--- Exercise prompt ---
Could you show each line of the records that contains the word "heading"?

--- Material for the task ---
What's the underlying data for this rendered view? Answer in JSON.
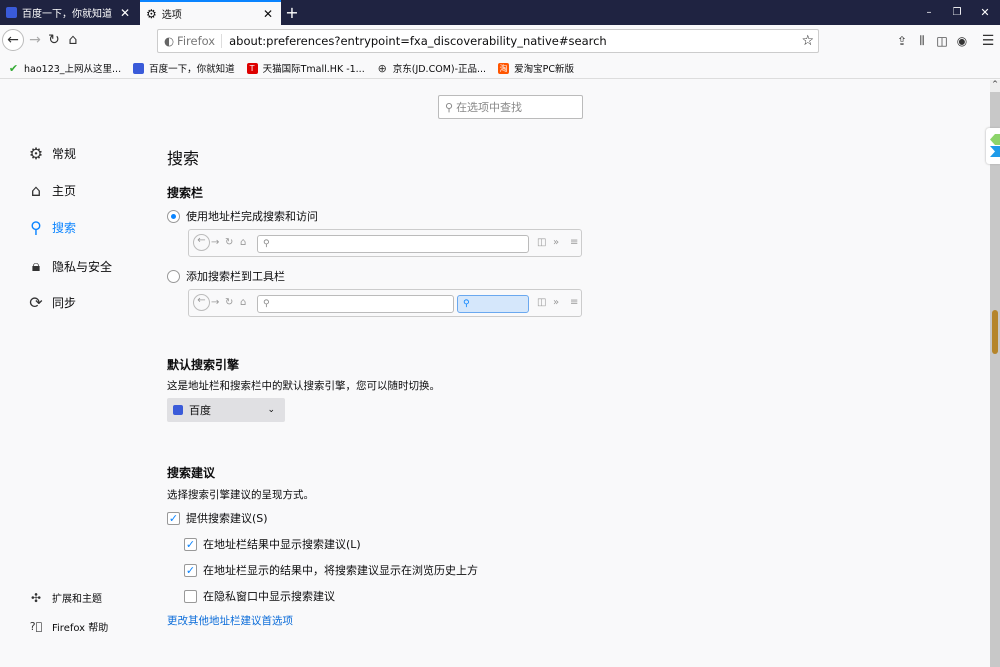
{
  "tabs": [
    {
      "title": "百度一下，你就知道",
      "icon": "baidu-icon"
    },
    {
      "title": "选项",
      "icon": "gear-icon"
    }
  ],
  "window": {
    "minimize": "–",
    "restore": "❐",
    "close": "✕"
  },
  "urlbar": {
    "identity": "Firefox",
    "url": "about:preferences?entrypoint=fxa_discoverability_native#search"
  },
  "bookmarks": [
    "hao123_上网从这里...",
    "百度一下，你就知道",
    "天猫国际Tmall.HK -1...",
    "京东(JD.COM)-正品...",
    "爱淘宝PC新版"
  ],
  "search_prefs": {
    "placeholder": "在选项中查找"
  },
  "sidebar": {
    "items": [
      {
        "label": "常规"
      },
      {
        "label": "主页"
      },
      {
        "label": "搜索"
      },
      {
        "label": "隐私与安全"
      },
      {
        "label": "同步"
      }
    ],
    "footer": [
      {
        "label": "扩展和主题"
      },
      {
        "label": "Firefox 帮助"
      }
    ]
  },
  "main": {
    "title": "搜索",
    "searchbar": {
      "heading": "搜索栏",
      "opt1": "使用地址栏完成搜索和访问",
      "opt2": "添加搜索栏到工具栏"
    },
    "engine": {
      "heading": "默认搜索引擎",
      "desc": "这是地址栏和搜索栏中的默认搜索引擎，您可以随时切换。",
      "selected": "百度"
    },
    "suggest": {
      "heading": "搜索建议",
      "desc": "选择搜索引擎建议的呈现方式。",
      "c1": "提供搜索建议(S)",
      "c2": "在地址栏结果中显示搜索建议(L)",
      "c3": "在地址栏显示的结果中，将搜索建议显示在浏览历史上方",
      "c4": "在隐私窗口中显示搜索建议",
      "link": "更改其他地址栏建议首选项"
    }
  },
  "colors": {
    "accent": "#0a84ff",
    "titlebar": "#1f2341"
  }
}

--- Task result ---
      "heading": "搜索栏",
      "heading": "默认搜索引擎",
      "heading": "搜索建议",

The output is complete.